Exercise aim → Task for the listing below: copy it out in full, exactly.
[Start of section]
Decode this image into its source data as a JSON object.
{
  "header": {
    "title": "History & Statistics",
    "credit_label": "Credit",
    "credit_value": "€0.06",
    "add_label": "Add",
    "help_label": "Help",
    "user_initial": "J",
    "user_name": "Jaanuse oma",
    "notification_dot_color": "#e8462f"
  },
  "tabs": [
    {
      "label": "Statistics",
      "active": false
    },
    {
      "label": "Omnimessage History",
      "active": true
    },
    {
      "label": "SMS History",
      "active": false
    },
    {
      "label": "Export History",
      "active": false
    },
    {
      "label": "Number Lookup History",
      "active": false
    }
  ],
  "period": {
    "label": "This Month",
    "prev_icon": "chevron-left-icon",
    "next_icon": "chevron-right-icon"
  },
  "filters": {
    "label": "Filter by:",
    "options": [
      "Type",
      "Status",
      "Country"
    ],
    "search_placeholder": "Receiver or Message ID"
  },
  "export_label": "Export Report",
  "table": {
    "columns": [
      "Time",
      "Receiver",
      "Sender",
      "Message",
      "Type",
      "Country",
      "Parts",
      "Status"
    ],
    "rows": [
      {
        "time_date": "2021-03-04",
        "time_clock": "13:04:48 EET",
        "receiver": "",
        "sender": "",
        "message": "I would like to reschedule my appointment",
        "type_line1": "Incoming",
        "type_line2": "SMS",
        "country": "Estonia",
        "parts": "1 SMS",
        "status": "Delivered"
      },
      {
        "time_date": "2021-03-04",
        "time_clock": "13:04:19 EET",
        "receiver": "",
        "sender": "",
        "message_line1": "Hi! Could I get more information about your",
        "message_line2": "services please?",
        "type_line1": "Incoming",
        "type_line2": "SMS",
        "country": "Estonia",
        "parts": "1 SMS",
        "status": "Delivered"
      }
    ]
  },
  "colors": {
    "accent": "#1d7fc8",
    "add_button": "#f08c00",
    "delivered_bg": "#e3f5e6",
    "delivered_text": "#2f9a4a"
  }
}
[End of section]
Answer space →
Decode this image into its source data as a JSON object.
{
  "header": {
    "title": "History & Statistics",
    "credit_label": "Credit",
    "credit_value": "€0.06",
    "add_label": "Add",
    "help_label": "Help",
    "user_initial": "J",
    "user_name": "Jaanuse oma",
    "notification_dot_color": "#e8462f"
  },
  "tabs": [
    {
      "label": "Statistics",
      "active": false
    },
    {
      "label": "Omnimessage History",
      "active": true
    },
    {
      "label": "SMS History",
      "active": false
    },
    {
      "label": "Export History",
      "active": false
    },
    {
      "label": "Number Lookup History",
      "active": false
    }
  ],
  "period": {
    "label": "This Month",
    "prev_icon": "chevron-left-icon",
    "next_icon": "chevron-right-icon"
  },
  "filters": {
    "label": "Filter by:",
    "options": [
      "Type",
      "Status",
      "Country"
    ],
    "search_placeholder": "Receiver or Message ID"
  },
  "export_label": "Export Report",
  "table": {
    "columns": [
      "Time",
      "Receiver",
      "Sender",
      "Message",
      "Type",
      "Country",
      "Parts",
      "Status"
    ],
    "rows": [
      {
        "time_date": "2021-03-04",
        "time_clock": "13:04:48 EET",
        "receiver": "",
        "sender": "",
        "message": "I would like to reschedule my appointment",
        "type_line1": "Incoming",
        "type_line2": "SMS",
        "country": "Estonia",
        "parts": "1 SMS",
        "status": "Delivered"
      },
      {
        "time_date": "2021-03-04",
        "time_clock": "13:04:19 EET",
        "receiver": "",
        "sender": "",
        "message_line1": "Hi! Could I get more information about your",
        "message_line2": "services please?",
        "type_line1": "Incoming",
        "type_line2": "SMS",
        "country": "Estonia",
        "parts": "1 SMS",
        "status": "Delivered"
      }
    ]
  },
  "colors": {
    "accent": "#1d7fc8",
    "add_button": "#f08c00",
    "delivered_bg": "#e3f5e6",
    "delivered_text": "#2f9a4a"
  }
}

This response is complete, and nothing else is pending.